Senator John ThuneSouth Dakotans know how important it is to keep the family checkbook balanced. By keeping careful count of how much money comes in and how much goes out, families can avoid debt and the headaches that accompany it. Unfortunately, Democrat leaders in the House and Senate have gone on a spending spree and piled up record levels of debt.
On Christmas Eve, the Senate was forced to vote for a $290 billion increase in the statutory debt ceiling. Now, in the coming week, the Senate will again be asked to vote on the higher debt limit that was passed by the House of Representatives. This increase amounts to $635 billion which will bring the overall debt limit to a staggering $13.029 trillion. All of this is being done without any realistic plan from Congressional Democrats or the Obama Administration on how to reduce our already unsustainable debt.
When the Senate reconvenes on January 20th to take up the latest debt ceiling increase resolution, I will be recognized to offer an amendment that will stop the Troubled Asset Relief Program (TARP). Between money not yet obligated or spent and money already returned to the program, there is approximately $320 billion in unobligated funds. I fear that the Administration will use this unobligated money as a slush fund for whatever government programs it chooses. My amendment would end TARP spending and mandate that any funds coming back into TARP in the future be used to pay down our crippling debt.
Congress created TARP to address the potential collapse of the financial market. Instead, the Treasury Department has used it as a vehicle to prop up insurance companies, banks, auto manufacturers, and financial institutions. Going around Congress again by recycling returned funds or spending unobligated funds for other purposes is just as unacceptable as all of the previous misuses of TARP funds.
For nearly a year I have been advocating legislation that would end TARP since it has strayed from what it was initially designed by Congress to accomplish. A recent report issued by the Congressional Oversight Panel for TARP warns that funds committed to institutions before the programs October 3, 2010 expiration date can be paid out indefinitely even after the program expires. In other words, Treasury Department bureaucrats could continue this spending spree, unnecessarily piling up even more debt that will harm the economic well being of future generations.
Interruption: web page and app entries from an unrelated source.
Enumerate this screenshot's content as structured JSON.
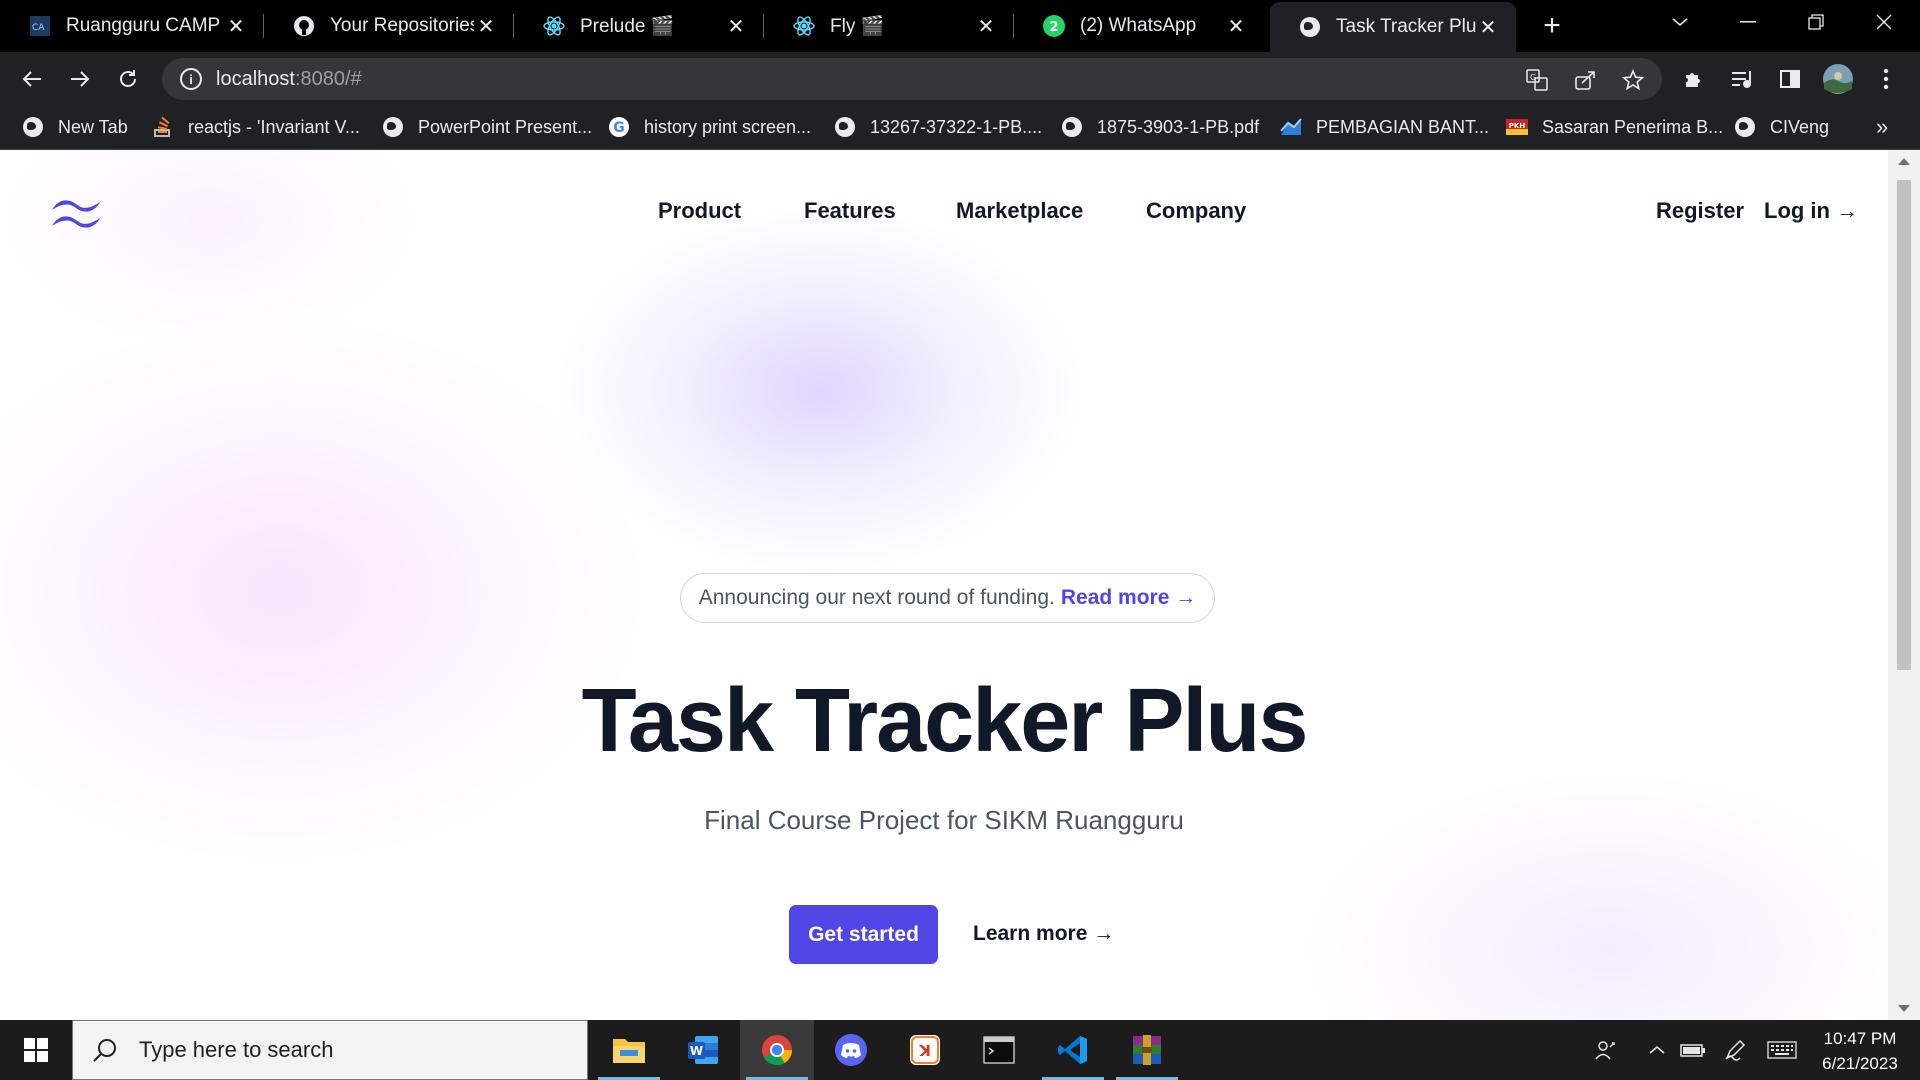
{
  "browser": {
    "tabs": [
      {
        "title": "Ruangguru CAMP",
        "favicon": "ruangguru-camp-favicon"
      },
      {
        "title": "Your Repositories",
        "favicon": "github-icon"
      },
      {
        "title": "Prelude 🎬",
        "favicon": "react-icon"
      },
      {
        "title": "Fly 🎬",
        "favicon": "react-icon"
      },
      {
        "title": "(2) WhatsApp",
        "favicon": "whatsapp-icon",
        "badge": "2"
      },
      {
        "title": "Task Tracker Plus",
        "favicon": "globe-icon",
        "active": true
      }
    ],
    "address": {
      "host": "localhost",
      "rest": ":8080/#"
    },
    "bookmarks": [
      {
        "label": "New Tab",
        "icon": "globe-icon"
      },
      {
        "label": "reactjs - 'Invariant V...",
        "icon": "stackoverflow-icon"
      },
      {
        "label": "PowerPoint Present...",
        "icon": "globe-icon"
      },
      {
        "label": "history print screen...",
        "icon": "google-icon"
      },
      {
        "label": "13267-37322-1-PB....",
        "icon": "globe-icon"
      },
      {
        "label": "1875-3903-1-PB.pdf",
        "icon": "globe-icon"
      },
      {
        "label": "PEMBAGIAN BANT...",
        "icon": "chart-icon"
      },
      {
        "label": "Sasaran Penerima B...",
        "icon": "pkh-icon"
      },
      {
        "label": "CIVeng",
        "icon": "globe-icon"
      }
    ],
    "bookmarks_more": "»"
  },
  "page": {
    "nav": [
      "Product",
      "Features",
      "Marketplace",
      "Company"
    ],
    "register": "Register",
    "login": "Log in →",
    "announcement": {
      "text": "Announcing our next round of funding.",
      "link": "Read more →"
    },
    "title": "Task Tracker Plus",
    "subtitle": "Final Course Project for SIKM Ruangguru",
    "cta_primary": "Get started",
    "cta_secondary": "Learn more →",
    "colors": {
      "accent": "#4f46e5",
      "heading": "#111827",
      "body": "#4b5563"
    }
  },
  "taskbar": {
    "search_placeholder": "Type here to search",
    "apps": [
      "file-explorer-icon",
      "word-icon",
      "chrome-icon",
      "discord-icon",
      "xampp-icon",
      "terminal-icon",
      "vscode-icon",
      "winrar-icon"
    ],
    "time": "10:47 PM",
    "date": "6/21/2023"
  }
}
Elected leaders in Washington need to take a lesson from South Dakota families and learn to balance the government’s checkbook. Ending TARP now would be a step in the right direction, and I will continue working toward that goal. Future generations of Americans will suffer with our debt for a long time to come unless serious action is taken soon.